The friends have always liked things off-kilter, especially each other. Mel and Tury met in 1993 at age sixteen, at Prince's old club Glam Slam, now Level, on Washington Avenue. Green-haired and crazy cool, Mel was the hipster daughter of a Colombian father and a mother descended from Russian Jewish immigrants. Tury was a skinny geek three years out of Cuba who had only recently given up the refuge of playing with toys to mack as a promoter for the legendary club night Fat Black Pussycat. They've been together ever since.
Sometime in the summer of 1997, the couple started road-tripping to raves in Mickey Mouse land. There they met Sam, a goofy grown-up kid decked out in clothes he made himself, having asked his parents for a sewing machine for graduation so he could make his own rave wear. By the time the couple married in November of 2000 and the would-be computer animator had moved to Fort Lauderdale the following year, the three were great friends. "We're the same people," Sam says of the trio. "We're loud and fun and jerks and nice."

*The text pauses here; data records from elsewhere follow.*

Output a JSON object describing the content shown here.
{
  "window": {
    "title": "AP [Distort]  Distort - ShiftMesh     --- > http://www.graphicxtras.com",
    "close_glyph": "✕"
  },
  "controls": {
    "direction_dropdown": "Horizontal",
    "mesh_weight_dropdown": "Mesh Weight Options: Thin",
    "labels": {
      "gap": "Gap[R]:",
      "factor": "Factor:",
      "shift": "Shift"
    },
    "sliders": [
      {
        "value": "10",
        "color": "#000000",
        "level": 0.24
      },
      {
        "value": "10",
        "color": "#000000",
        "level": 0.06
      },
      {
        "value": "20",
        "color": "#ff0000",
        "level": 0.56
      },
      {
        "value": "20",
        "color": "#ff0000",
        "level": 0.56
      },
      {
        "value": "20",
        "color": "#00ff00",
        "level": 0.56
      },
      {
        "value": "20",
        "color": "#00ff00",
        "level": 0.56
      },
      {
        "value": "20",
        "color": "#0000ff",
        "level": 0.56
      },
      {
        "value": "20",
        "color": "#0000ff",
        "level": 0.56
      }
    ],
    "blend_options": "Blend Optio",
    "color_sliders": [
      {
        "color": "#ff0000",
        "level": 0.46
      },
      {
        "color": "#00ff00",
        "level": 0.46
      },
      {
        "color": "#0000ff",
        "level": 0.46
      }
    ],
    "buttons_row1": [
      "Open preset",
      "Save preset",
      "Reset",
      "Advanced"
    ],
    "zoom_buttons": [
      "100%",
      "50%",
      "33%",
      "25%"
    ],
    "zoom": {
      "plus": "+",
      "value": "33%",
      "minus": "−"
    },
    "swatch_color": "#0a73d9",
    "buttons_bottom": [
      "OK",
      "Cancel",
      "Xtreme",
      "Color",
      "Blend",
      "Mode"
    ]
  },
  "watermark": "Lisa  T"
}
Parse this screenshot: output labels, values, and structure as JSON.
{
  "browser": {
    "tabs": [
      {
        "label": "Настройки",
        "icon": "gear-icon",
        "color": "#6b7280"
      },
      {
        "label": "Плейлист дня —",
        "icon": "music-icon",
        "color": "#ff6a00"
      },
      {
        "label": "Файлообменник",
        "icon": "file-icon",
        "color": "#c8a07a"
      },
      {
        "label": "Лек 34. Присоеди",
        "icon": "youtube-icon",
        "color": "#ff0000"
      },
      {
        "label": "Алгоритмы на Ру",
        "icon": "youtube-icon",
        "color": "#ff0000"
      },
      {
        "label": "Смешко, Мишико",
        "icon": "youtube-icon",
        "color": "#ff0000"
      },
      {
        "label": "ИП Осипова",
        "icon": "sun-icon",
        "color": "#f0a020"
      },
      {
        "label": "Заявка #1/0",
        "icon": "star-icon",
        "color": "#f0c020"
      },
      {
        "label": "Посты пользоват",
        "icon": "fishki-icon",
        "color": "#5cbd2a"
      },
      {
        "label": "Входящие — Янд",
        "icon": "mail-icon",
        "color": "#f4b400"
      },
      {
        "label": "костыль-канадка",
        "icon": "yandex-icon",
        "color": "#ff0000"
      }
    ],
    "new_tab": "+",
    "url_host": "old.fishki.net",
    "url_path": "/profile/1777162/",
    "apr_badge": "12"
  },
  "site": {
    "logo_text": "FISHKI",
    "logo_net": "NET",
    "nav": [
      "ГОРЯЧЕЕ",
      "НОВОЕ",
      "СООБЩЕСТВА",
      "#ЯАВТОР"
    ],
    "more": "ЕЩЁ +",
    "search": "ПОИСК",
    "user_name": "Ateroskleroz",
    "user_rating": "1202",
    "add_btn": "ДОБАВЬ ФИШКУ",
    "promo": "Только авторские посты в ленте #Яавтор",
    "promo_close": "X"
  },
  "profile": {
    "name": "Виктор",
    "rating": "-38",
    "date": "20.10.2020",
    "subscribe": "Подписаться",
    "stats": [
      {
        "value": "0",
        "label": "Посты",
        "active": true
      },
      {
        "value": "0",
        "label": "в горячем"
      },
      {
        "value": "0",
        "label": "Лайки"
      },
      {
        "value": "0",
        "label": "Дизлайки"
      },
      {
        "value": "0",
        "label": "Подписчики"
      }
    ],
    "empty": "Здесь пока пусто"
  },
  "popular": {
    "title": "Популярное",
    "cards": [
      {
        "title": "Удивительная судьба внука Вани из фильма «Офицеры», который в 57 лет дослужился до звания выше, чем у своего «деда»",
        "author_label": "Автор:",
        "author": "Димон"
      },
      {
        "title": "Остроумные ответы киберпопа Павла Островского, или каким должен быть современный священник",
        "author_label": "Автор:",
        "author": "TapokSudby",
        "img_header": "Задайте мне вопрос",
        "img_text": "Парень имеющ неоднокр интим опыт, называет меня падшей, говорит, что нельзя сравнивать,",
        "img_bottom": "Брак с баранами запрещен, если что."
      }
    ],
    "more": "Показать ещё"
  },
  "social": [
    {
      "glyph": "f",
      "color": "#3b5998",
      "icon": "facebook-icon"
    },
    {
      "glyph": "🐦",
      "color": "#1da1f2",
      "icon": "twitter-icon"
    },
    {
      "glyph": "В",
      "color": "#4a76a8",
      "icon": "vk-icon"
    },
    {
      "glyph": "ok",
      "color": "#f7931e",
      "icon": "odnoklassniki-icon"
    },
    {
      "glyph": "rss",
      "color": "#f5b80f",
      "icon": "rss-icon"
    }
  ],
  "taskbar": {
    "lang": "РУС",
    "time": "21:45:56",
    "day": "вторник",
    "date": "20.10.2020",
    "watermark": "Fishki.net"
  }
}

Then one evening in June 2002 Sam found Mel sitting on the floor of the couple's studio, plying a needle while Tury painted. "You sew?" he exclaimed, breaking several of Tury's pencils as he bounded across the room. "Let's do something together!" The animator drew Melody a sketch of the little character he had designed to reign as "lord" over his personal Website. She stitched and stuffed the square body, long arms, and short legs in black pants, then added a straight line for a mouth and Xs for eyes. Behold Red Flyer, the first in the Friends with You line of misfit toys.
Not to be outdone, Tury, who had never sewn a stitch in his life, concocted the six-legged Poppings, the most elaborate Friend yet. As the Friends menagerie grew, the toymakers realized there must be people out there just like them who would think the dolls were awesome too. Sam points out, "Before we made dolls, we collected dolls."
"A lot of people have seen that I can create something that other people want, to [fill] the smallest, smallest niche," says Shannon Eis, spokeswoman for the Toy Industry Association, a trade group whose more than 300 members represent 85 percent of the U.S. toy industry. Although she is not familiar with Friends with You, Eis is aware of Ugly Dolls, the biggest commercial success in designer plush. "I think they're hysterical," she admits of the line of sad-sack working stiffs with names like Wage, Cinko, Jeero, and Tray. "Just the name itself caters to a young, funky audience."
The creators of Ugly Dolls, 32-year-old David Horvath and his 27-year-old fiancée Sun-Min Kim, care less about making dolls as art than about the art of making toys. The couple met while studying illustration at the Parsons School of Design. After graduation Kim returned to Korea and Horvath interviewed with toy giant Mattel, but the recruiters dismissed his focus-group-free designs. "They told me it's not about making happy characters; it's about marketing," he recalls. Ugly Dolls disagrees. "We're interested in making things that people love without marketing; without being told they have to buy them," says Horvath. "That's the way toys used to be made."
Ugly Dolls were born when Kim answered one of Horvath's illustrated love letters with a plush doll she sewed herself of his signature little character, Wage. The lovesick toymaker carried the doll with him everywhere. Everyone he met asked him where he bought the toy. Then he ran into Giant Robot's Eric Nakamura. In December of 2000, Giant Robot sold out the first order of twenty Wage dolls within a week. Soon other toy stores were ordering Ugly Dolls too. Back in Korea, Kim did her best to keep up with demand, sewing 1700 dolls by herself, by hand, in the first year.